The U.S. Food and Drug Administration (FDA) has asked the National Academies of Sciences, Engineering, and Medicine (NASEM) to conduct an independent study to assess young children’s exposure to mercury from consuming seafood. FDA is partnering with the National Oceanic and Atmospheric Administration, the U.S. Department of Agriculture (USDA), and the U.S. Environmental Protection Agency (EPA) on the study, which supports the goals of FDA’s Closer to Zero Action Plan for reducing babies’ and young children’s exposure to toxic heavy metals from foods.

While seafood carries certain healthful benefits for children and mothers, it is also the primary dietary source of mercury, which is spread throughout the environment by both natural and human-made processes. Mercury can damage the nervous system, and babies and young children are more vulnerable to the harmful health effects of the toxic metal. Seafood can also be a source of exposure for other naturally occurring and human-made contaminants.

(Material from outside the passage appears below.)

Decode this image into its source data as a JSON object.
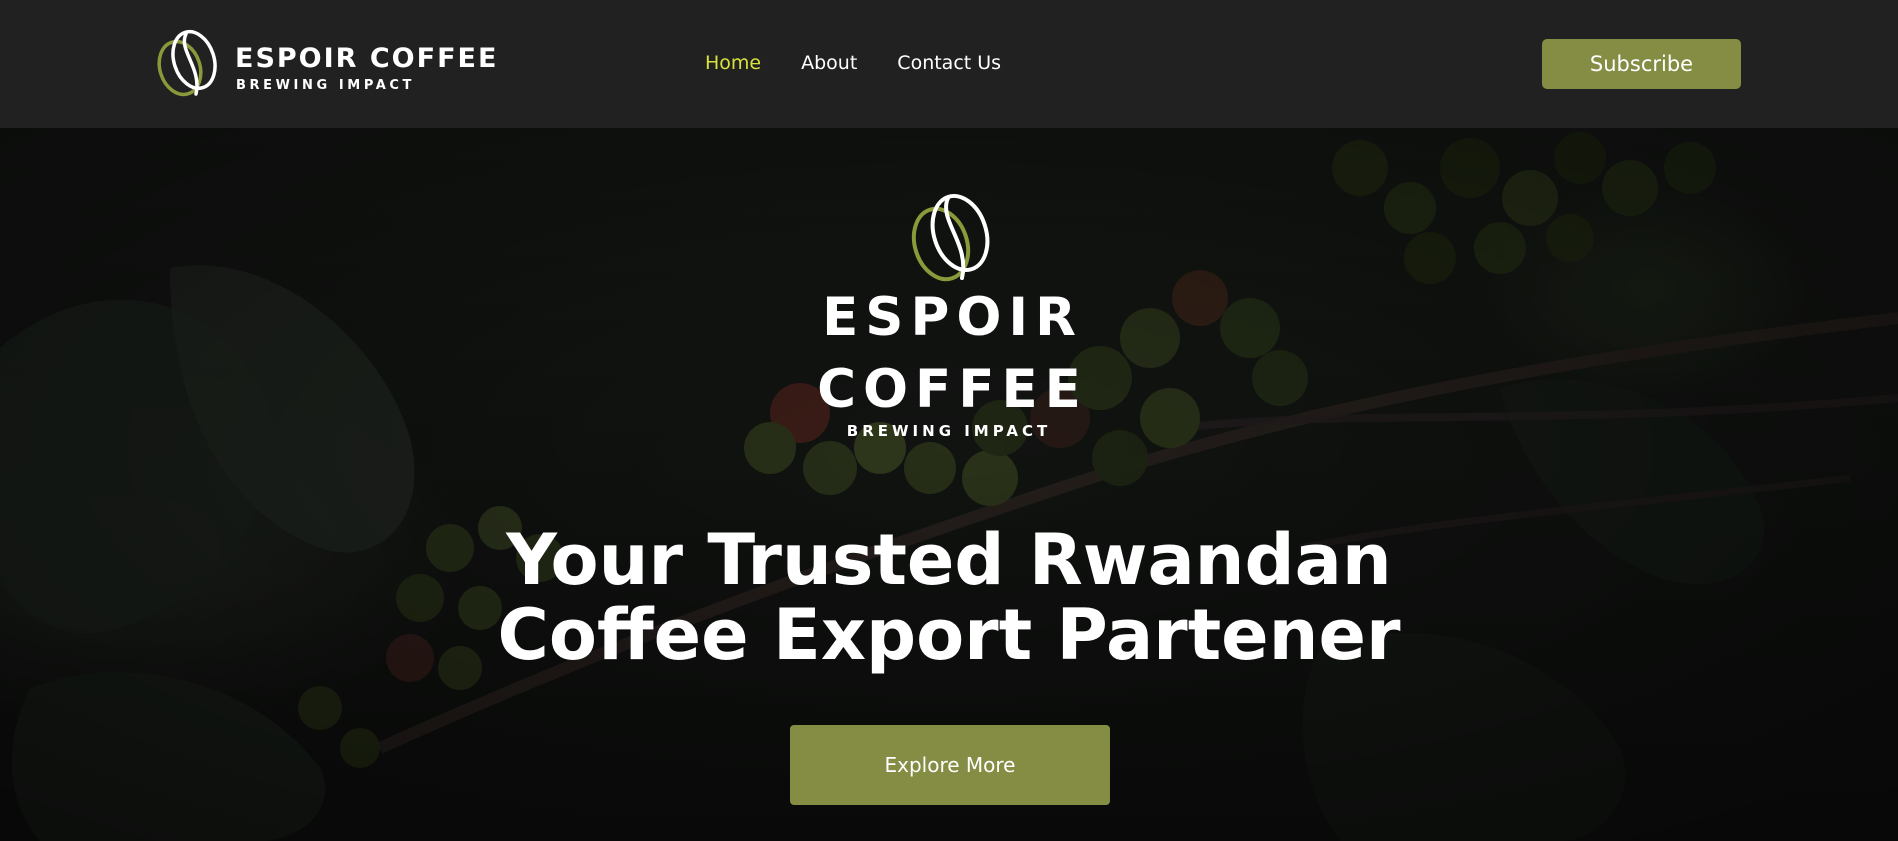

The study is designed to provide the most up-to-date understanding of the science of seafood consumption and child growth and development. Better scientific understanding of mercury exposure from food is a step in the cycle of continual improvement under FDA’s Closer to Zero Action Plan. The study will also help inform whether updates are needed for the agency’s current advice about eating fish for children and those who might become pregnant or are breastfeeding.

NASEM will convene a committee of experts to conduct systematic reviews of the scientific literature on seafood nutrition and toxicology. The collected data will then inform the basis for evaluating how seafood consumption impacts child growth and development. Specifically, the committee will:

  • Evaluate dietary intake and seafood composition data provided by sponsors (USDA, EPA, the U.S. Department of Health and Human Services, and the U.S. Department of Commerce)
  • Conduct systematic reviews of the scientific literature covering seafood nutrition and toxicology associated with seafood consumption and child growth and development
  • Review existing sources of evidence on maternal and child seafood consumption and child growth and development
  • Develop an approach to synthesize the scientific evidence, and utilize that strategy to develop its findings and conclusions about associations between seafood consumption and child growth and development.

NASEM will publish the committee’s report after the study is complete, which will take approximately 18 months. FDA will use the report’s findings, along with other data and information, to advance policies and programs that support healthy child growth and development.

While the study is underway, FDA will continue to provide information for those who are or might become pregnant, or those who are caring for young children, on which seafood varieties may limit exposure to mercury. FDA will use updated methods to collect and analyze new data on the mercury content of seafood.